Here are the 12 books chosen by Sir Peter Stothard (chair), Dinah Birch, Amanda Foreman, Dan Stevens and Bharat Tandon.

Nicola Barker, The Yips (Fourth Estate)
Ned Beauman, The Teleportation Accident (Sceptre)
André Brink, Philida (Harvill Secker)
Tan Twan Eng, The Garden of Evening Mists (Myrmidon Books)
Michael Frayn, Skios (Faber & Faber)
Rachel Joyce, The Unlikely Pilgrimage of Harold Fry (Doubleday)
Deborah Levy, Swimming Home (And Other Stories)
Hilary Mantel, Bring up the Bodies (Fourth Estate)
Alison Moore, The Lighthouse (Salt)
Will Self, Umbrella (Bloomsbury)
Jeet Thayil, Narcopolis (Faber & Faber)
Sam Thompson, Communion Town (Fourth Estate)

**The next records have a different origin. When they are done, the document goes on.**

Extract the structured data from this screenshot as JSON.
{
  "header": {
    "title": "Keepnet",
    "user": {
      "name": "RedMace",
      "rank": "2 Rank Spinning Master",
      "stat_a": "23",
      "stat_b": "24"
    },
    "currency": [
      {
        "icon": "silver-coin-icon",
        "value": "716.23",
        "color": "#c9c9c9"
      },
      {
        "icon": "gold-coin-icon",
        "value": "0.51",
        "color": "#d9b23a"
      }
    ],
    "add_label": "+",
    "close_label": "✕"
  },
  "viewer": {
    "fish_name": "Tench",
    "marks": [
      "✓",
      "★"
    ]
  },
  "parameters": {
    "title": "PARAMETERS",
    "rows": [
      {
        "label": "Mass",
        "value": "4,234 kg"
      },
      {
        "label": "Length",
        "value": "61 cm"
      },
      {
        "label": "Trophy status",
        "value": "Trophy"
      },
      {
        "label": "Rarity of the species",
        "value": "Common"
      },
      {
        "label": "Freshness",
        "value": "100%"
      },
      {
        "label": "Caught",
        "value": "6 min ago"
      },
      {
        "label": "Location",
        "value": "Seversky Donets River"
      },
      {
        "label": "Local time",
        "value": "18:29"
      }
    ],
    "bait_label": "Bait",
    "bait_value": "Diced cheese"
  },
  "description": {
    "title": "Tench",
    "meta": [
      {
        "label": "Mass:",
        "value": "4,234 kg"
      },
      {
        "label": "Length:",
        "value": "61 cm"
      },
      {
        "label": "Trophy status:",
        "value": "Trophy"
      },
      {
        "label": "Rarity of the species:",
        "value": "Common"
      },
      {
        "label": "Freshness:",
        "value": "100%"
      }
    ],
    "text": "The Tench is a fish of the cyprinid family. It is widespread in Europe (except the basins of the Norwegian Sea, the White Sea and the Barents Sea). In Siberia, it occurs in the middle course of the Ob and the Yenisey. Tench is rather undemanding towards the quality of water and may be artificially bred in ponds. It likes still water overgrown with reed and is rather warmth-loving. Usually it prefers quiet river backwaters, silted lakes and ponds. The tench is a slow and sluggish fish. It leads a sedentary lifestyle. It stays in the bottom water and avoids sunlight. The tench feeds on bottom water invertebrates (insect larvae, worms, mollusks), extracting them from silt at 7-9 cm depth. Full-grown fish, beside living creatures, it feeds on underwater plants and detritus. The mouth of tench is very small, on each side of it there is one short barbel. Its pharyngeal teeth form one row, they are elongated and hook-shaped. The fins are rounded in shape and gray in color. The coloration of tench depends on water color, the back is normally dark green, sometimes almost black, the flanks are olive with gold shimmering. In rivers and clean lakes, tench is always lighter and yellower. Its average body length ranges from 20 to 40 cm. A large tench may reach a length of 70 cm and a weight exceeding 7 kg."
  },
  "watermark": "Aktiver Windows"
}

Announcing the longlist, Peter Stothard said: “Goodness, madness and bewildering urban change are among the themes of this year’s longlist. In an extraordinary year for fiction the ‘Man Booker Dozen’ proves the grip that the novel has on our world. We did not set out to reject the old guard but, after a year of sustained critical argument by a demanding panel of judges, the new has come powering through.”

In trumpeting the judges' championing of the "new", Stothard was evidently anticipating some adverse comment about the absence from the list of those members of the "old guard" (and other big names) who have published, or are about to publish, novels this year. Among the notable absentees are Martin Amis, John Lanchester, Zadie Smith and Ian McEwan - though none of their novels, perhaps with the exception of Smith's forthcoming NW, are among the best these writers have published. In any case, it'd be a pity if everyone was talking about the books that didn't make it, rather than those that did. Click on the links above to read the NS's reviews where available. Forthcoming issues of the magazine will contain reviews of the novels by Nicola Barker and Will Self.

The shortlist will be announced on 11 September and the prize awarded at a ceremony at the Guildhall in the City of London on 16 October.